Their Rasta beliefs led to controversy around the group. Like many Rasta musicians, they were sometimes outspokenly homophobic, which clashed with the values of the punk scene they were participating in. In recent interviews they have acknowledged the error of their overzealous opinions as young men, but it was something punks struggled with in the 80s and 90s. The punk scene was trying to fight against inequality, and these heroes of hardcore were espousing the same negative opinions of gays that the scene was working so hard to counter. If you do a search for “Bad Brains” and “homophobic,” you’ll come across countless articles and forum discussions about what it means and meant that the Bad Brains didn’t like gays. This is symptomatic of their status as outsiders in the genre. As much as they and their white fans promoted the ideals of unity and harmony, at the end of the day they were black men in a white scene, and sometimes their otherness was made very clear.
So what about the music? With the exception of the aforementioned reggae tracks, “Bad Brains” speeds along like a formula one driver on amphetamines. It’s fourteen tracks are over in thirty-three minutes, barely giving you enough time to catch your breath. Many of the elements of hardcore punk were set on this album: the chugging breakdowns, the metallic guitar elements and solos, and the extended instrumental intros. Thirty years later, there are still hundreds of bands following the template laid down by the Bad Brains.

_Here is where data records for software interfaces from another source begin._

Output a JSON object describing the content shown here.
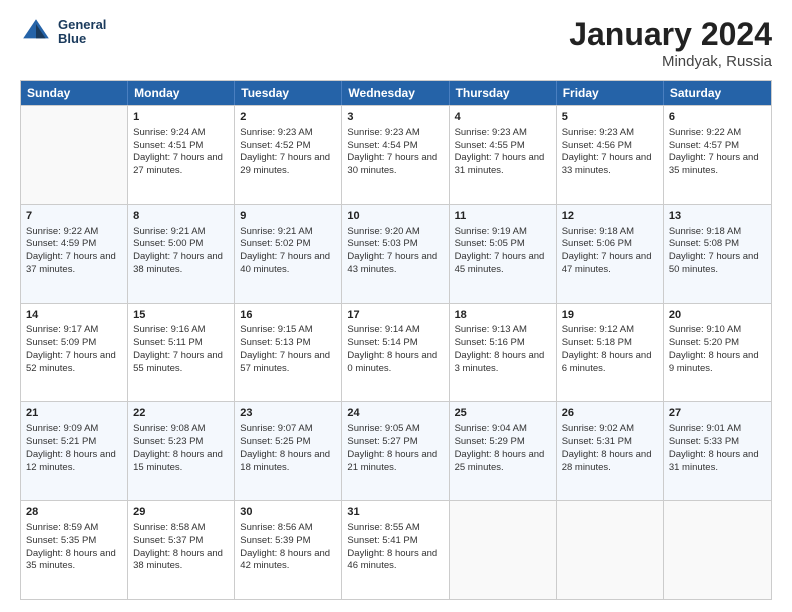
{
  "header": {
    "logo_line1": "General",
    "logo_line2": "Blue",
    "main_title": "January 2024",
    "subtitle": "Mindyak, Russia"
  },
  "weekdays": [
    "Sunday",
    "Monday",
    "Tuesday",
    "Wednesday",
    "Thursday",
    "Friday",
    "Saturday"
  ],
  "weeks": [
    [
      {
        "day": "",
        "sunrise": "",
        "sunset": "",
        "daylight": ""
      },
      {
        "day": "1",
        "sunrise": "Sunrise: 9:24 AM",
        "sunset": "Sunset: 4:51 PM",
        "daylight": "Daylight: 7 hours and 27 minutes."
      },
      {
        "day": "2",
        "sunrise": "Sunrise: 9:23 AM",
        "sunset": "Sunset: 4:52 PM",
        "daylight": "Daylight: 7 hours and 29 minutes."
      },
      {
        "day": "3",
        "sunrise": "Sunrise: 9:23 AM",
        "sunset": "Sunset: 4:54 PM",
        "daylight": "Daylight: 7 hours and 30 minutes."
      },
      {
        "day": "4",
        "sunrise": "Sunrise: 9:23 AM",
        "sunset": "Sunset: 4:55 PM",
        "daylight": "Daylight: 7 hours and 31 minutes."
      },
      {
        "day": "5",
        "sunrise": "Sunrise: 9:23 AM",
        "sunset": "Sunset: 4:56 PM",
        "daylight": "Daylight: 7 hours and 33 minutes."
      },
      {
        "day": "6",
        "sunrise": "Sunrise: 9:22 AM",
        "sunset": "Sunset: 4:57 PM",
        "daylight": "Daylight: 7 hours and 35 minutes."
      }
    ],
    [
      {
        "day": "7",
        "sunrise": "Sunrise: 9:22 AM",
        "sunset": "Sunset: 4:59 PM",
        "daylight": "Daylight: 7 hours and 37 minutes."
      },
      {
        "day": "8",
        "sunrise": "Sunrise: 9:21 AM",
        "sunset": "Sunset: 5:00 PM",
        "daylight": "Daylight: 7 hours and 38 minutes."
      },
      {
        "day": "9",
        "sunrise": "Sunrise: 9:21 AM",
        "sunset": "Sunset: 5:02 PM",
        "daylight": "Daylight: 7 hours and 40 minutes."
      },
      {
        "day": "10",
        "sunrise": "Sunrise: 9:20 AM",
        "sunset": "Sunset: 5:03 PM",
        "daylight": "Daylight: 7 hours and 43 minutes."
      },
      {
        "day": "11",
        "sunrise": "Sunrise: 9:19 AM",
        "sunset": "Sunset: 5:05 PM",
        "daylight": "Daylight: 7 hours and 45 minutes."
      },
      {
        "day": "12",
        "sunrise": "Sunrise: 9:18 AM",
        "sunset": "Sunset: 5:06 PM",
        "daylight": "Daylight: 7 hours and 47 minutes."
      },
      {
        "day": "13",
        "sunrise": "Sunrise: 9:18 AM",
        "sunset": "Sunset: 5:08 PM",
        "daylight": "Daylight: 7 hours and 50 minutes."
      }
    ],
    [
      {
        "day": "14",
        "sunrise": "Sunrise: 9:17 AM",
        "sunset": "Sunset: 5:09 PM",
        "daylight": "Daylight: 7 hours and 52 minutes."
      },
      {
        "day": "15",
        "sunrise": "Sunrise: 9:16 AM",
        "sunset": "Sunset: 5:11 PM",
        "daylight": "Daylight: 7 hours and 55 minutes."
      },
      {
        "day": "16",
        "sunrise": "Sunrise: 9:15 AM",
        "sunset": "Sunset: 5:13 PM",
        "daylight": "Daylight: 7 hours and 57 minutes."
      },
      {
        "day": "17",
        "sunrise": "Sunrise: 9:14 AM",
        "sunset": "Sunset: 5:14 PM",
        "daylight": "Daylight: 8 hours and 0 minutes."
      },
      {
        "day": "18",
        "sunrise": "Sunrise: 9:13 AM",
        "sunset": "Sunset: 5:16 PM",
        "daylight": "Daylight: 8 hours and 3 minutes."
      },
      {
        "day": "19",
        "sunrise": "Sunrise: 9:12 AM",
        "sunset": "Sunset: 5:18 PM",
        "daylight": "Daylight: 8 hours and 6 minutes."
      },
      {
        "day": "20",
        "sunrise": "Sunrise: 9:10 AM",
        "sunset": "Sunset: 5:20 PM",
        "daylight": "Daylight: 8 hours and 9 minutes."
      }
    ],
    [
      {
        "day": "21",
        "sunrise": "Sunrise: 9:09 AM",
        "sunset": "Sunset: 5:21 PM",
        "daylight": "Daylight: 8 hours and 12 minutes."
      },
      {
        "day": "22",
        "sunrise": "Sunrise: 9:08 AM",
        "sunset": "Sunset: 5:23 PM",
        "daylight": "Daylight: 8 hours and 15 minutes."
      },
      {
        "day": "23",
        "sunrise": "Sunrise: 9:07 AM",
        "sunset": "Sunset: 5:25 PM",
        "daylight": "Daylight: 8 hours and 18 minutes."
      },
      {
        "day": "24",
        "sunrise": "Sunrise: 9:05 AM",
        "sunset": "Sunset: 5:27 PM",
        "daylight": "Daylight: 8 hours and 21 minutes."
      },
      {
        "day": "25",
        "sunrise": "Sunrise: 9:04 AM",
        "sunset": "Sunset: 5:29 PM",
        "daylight": "Daylight: 8 hours and 25 minutes."
      },
      {
        "day": "26",
        "sunrise": "Sunrise: 9:02 AM",
        "sunset": "Sunset: 5:31 PM",
        "daylight": "Daylight: 8 hours and 28 minutes."
      },
      {
        "day": "27",
        "sunrise": "Sunrise: 9:01 AM",
        "sunset": "Sunset: 5:33 PM",
        "daylight": "Daylight: 8 hours and 31 minutes."
      }
    ],
    [
      {
        "day": "28",
        "sunrise": "Sunrise: 8:59 AM",
        "sunset": "Sunset: 5:35 PM",
        "daylight": "Daylight: 8 hours and 35 minutes."
      },
      {
        "day": "29",
        "sunrise": "Sunrise: 8:58 AM",
        "sunset": "Sunset: 5:37 PM",
        "daylight": "Daylight: 8 hours and 38 minutes."
      },
      {
        "day": "30",
        "sunrise": "Sunrise: 8:56 AM",
        "sunset": "Sunset: 5:39 PM",
        "daylight": "Daylight: 8 hours and 42 minutes."
      },
      {
        "day": "31",
        "sunrise": "Sunrise: 8:55 AM",
        "sunset": "Sunset: 5:41 PM",
        "daylight": "Daylight: 8 hours and 46 minutes."
      },
      {
        "day": "",
        "sunrise": "",
        "sunset": "",
        "daylight": ""
      },
      {
        "day": "",
        "sunrise": "",
        "sunset": "",
        "daylight": ""
      },
      {
        "day": "",
        "sunrise": "",
        "sunset": "",
        "daylight": ""
      }
    ]
  ]
}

So why am I writing about a punk band on a hip-hop site? While Bad Brains are not a hip-hop band, they have left a mark on hip-hop. The Beastie Boys were early fans: it was the Brains who inspired the Beasties to form a band, and Beastie Boys albums always include at least one Brains-inspired burst of hardcore. They also sampled the Bad Brains’ “Big Takeover” on “So What’Cha Want.” The Roots paid homage to the Bad Brains on “!!!!!” off of “Phrenology,” as did Mos Def on “Rock N’ Roll.” P.O.S.’s mix of hardcore and hip-hop clearly owes at least some debt to the Brains, and Rage Against the Machine were inspired by the Brains as well.

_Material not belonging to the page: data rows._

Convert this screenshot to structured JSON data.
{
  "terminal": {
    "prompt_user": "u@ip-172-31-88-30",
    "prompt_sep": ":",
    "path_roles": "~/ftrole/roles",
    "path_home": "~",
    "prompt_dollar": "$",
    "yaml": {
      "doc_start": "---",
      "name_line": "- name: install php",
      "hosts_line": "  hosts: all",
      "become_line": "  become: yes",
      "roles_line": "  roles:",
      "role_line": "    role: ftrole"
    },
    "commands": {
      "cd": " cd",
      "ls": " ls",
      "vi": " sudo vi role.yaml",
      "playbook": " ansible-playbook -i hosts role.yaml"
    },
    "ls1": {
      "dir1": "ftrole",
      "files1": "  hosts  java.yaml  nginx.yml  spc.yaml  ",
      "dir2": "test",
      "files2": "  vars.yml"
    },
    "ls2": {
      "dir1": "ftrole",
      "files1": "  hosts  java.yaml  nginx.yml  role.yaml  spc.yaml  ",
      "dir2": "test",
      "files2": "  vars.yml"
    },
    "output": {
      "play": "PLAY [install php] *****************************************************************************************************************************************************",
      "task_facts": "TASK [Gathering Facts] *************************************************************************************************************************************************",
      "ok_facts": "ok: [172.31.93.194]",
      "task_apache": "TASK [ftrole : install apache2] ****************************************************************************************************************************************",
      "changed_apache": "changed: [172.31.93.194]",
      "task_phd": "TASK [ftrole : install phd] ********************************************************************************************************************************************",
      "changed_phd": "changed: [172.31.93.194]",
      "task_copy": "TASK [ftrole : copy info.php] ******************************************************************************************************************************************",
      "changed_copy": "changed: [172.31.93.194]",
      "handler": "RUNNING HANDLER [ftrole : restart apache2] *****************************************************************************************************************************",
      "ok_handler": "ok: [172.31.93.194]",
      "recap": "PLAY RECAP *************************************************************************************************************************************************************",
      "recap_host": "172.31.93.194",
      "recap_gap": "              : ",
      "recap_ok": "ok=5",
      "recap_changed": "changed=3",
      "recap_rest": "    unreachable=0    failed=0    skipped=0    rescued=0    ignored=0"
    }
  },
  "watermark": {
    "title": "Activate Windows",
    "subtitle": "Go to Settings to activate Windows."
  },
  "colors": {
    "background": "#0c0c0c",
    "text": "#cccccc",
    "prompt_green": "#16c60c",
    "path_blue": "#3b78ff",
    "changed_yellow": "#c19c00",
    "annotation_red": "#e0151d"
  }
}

Fans of punk have to own this album: it is one of the essential, canonical punk albums. It’s also an amazing album, full of energy and passion. It sounds as relevant today as the day it was released. It was originally a cassette-only release that I never tracked down at the height of my punk days. The first time I heard the album was when I downloaded an electronic copy four years ago, and despite the fact that my punk rock days are largely a thing of a past, Iâ€™ve kept this album on steady rotation.

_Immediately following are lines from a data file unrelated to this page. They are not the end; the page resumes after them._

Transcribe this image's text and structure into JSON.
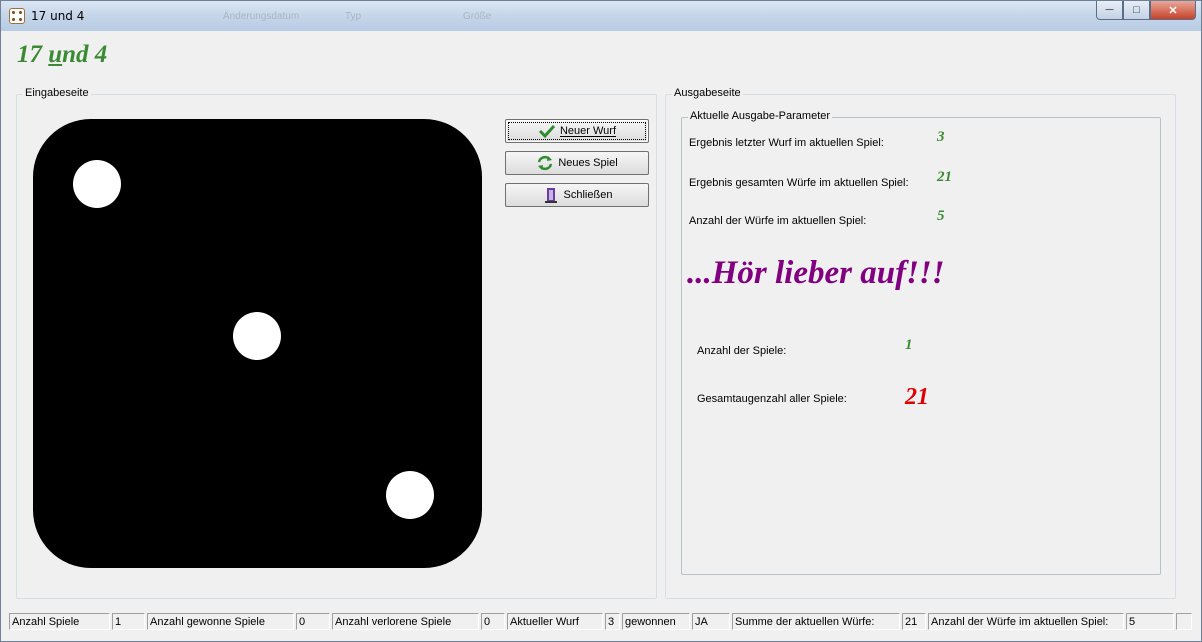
{
  "window": {
    "title": "17 und 4",
    "ghost_tabs": [
      "Änderungsdatum",
      "Typ",
      "Größe"
    ],
    "minimize_icon": "minimize-icon",
    "maximize_icon": "maximize-icon",
    "close_icon": "close-icon"
  },
  "heading": {
    "part1": "17 ",
    "part2_underlined": "u",
    "part3": "nd 4",
    "color": "#3a8a33"
  },
  "input_panel": {
    "legend": "Eingabeseite",
    "die_value": 3,
    "buttons": {
      "roll": "Neuer Wurf",
      "new_game": "Neues Spiel",
      "close": "Schließen"
    }
  },
  "output_panel": {
    "legend": "Ausgabeseite",
    "params_legend": "Aktuelle Ausgabe-Parameter",
    "last_roll_label": "Ergebnis letzter Wurf im aktuellen Spiel:",
    "last_roll_value": "3",
    "total_label": "Ergebnis gesamten Würfe im aktuellen Spiel:",
    "total_value": "21",
    "rolls_label": "Anzahl der Würfe im aktuellen Spiel:",
    "rolls_value": "5",
    "message": "...Hör lieber auf!!!",
    "message_color": "#800080",
    "games_label": "Anzahl der Spiele:",
    "games_value": "1",
    "overall_label": "Gesamtaugenzahl aller Spiele:",
    "overall_value": "21",
    "overall_color": "#e00000"
  },
  "statusbar": [
    "Anzahl Spiele",
    "1",
    "Anzahl gewonne Spiele",
    "0",
    "Anzahl verlorene Spiele",
    "0",
    "Aktueller Wurf",
    "3",
    "gewonnen",
    "JA",
    "Summe der aktuellen Würfe:",
    "21",
    "Anzahl der Würfe im aktuellen Spiel:",
    "5",
    ""
  ]
}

There is nothing hip-hop on “Bad Brains,” and if you aren’t interested in punk, you won’t like Bad Brains. But even if you don’t care about punk music, Bad Brains are an important band to know about. They were highly influential both in the punk scene and in hip-hop, and have left a huge mark on underground music. They added a needed dose of diversity and an alternative perspective to the primarily white genre of punk, and are proof of the positive impacts of multiculturalism. Punk would have been a much more boring and homogeneous genre without the Bad Brains sonic and lyrical contributions. Most important, they rocked, and none of their many imitators ever improved upon the near-perfection of their debut.